  1. After switching from nwam to physical:default it may be necessary to create ones IP interface again.

    Check if the datalink still exists.

    % dladm show-link

    If your link is showing but in an unknown state then one can go forward configuring the IP interface using ipadm as shown in your example.

    If the link is not showing at all one needs to create the IP interface.

    % ipadm create-if rge0
  2. I had a difficult time using the above procedure and have a couple of suggestions which might help others:

    1. the "ipadm create-if <nic-device>" statement mentioned in the comment above is needed.
    2. The HOSTNAME must only have one IP address in /etc/hosts. Often it appears on the localhost ip address as well as the network address. You can use an IPV4 IP address instead of a host name - especially if the name has more than one address associated with it. The /24 should be the real network mask. It is often /24 but may not be. 
    3. The LINK_NAME is actually the name of the address object defined above and it seems to need to be followed by a slash and some modifier. I used /v4 since I was configuring an IPV4 address. 
    4. If I remember ritght there was a local= needed with the address. I think I ended up using something like "ipadm create-addr -a local=10.10.10.10/24 e1000g0/v4".
    5. You don't address configuring an IPV6 address.
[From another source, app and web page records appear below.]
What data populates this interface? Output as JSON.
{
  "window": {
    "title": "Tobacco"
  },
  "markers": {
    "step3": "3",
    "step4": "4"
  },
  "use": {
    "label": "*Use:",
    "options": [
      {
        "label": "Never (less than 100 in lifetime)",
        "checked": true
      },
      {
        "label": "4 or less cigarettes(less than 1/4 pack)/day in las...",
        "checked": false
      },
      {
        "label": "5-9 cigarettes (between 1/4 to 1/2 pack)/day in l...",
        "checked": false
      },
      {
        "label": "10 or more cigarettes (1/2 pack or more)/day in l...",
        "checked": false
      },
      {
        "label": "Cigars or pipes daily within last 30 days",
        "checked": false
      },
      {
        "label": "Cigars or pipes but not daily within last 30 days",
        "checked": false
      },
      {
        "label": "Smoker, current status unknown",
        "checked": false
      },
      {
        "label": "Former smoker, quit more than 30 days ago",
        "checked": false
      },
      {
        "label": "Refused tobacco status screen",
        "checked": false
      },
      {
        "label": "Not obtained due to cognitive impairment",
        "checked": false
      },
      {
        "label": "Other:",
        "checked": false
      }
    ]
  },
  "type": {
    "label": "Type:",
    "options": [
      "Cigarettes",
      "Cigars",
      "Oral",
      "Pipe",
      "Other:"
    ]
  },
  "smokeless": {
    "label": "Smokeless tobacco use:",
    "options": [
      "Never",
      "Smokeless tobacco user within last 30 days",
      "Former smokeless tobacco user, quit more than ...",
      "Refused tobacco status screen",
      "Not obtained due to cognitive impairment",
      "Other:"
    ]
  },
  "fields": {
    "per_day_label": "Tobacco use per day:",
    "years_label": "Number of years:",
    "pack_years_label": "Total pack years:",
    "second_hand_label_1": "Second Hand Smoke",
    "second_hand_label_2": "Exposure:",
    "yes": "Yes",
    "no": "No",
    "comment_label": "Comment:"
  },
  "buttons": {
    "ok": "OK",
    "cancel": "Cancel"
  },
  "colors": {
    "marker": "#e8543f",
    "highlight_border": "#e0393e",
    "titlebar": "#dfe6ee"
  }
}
    I eventally got the static IP address by trial and error but I still don't have a clear understanding of the process. When someone gets around to updating this page you may want to check these things out and make some clarifications.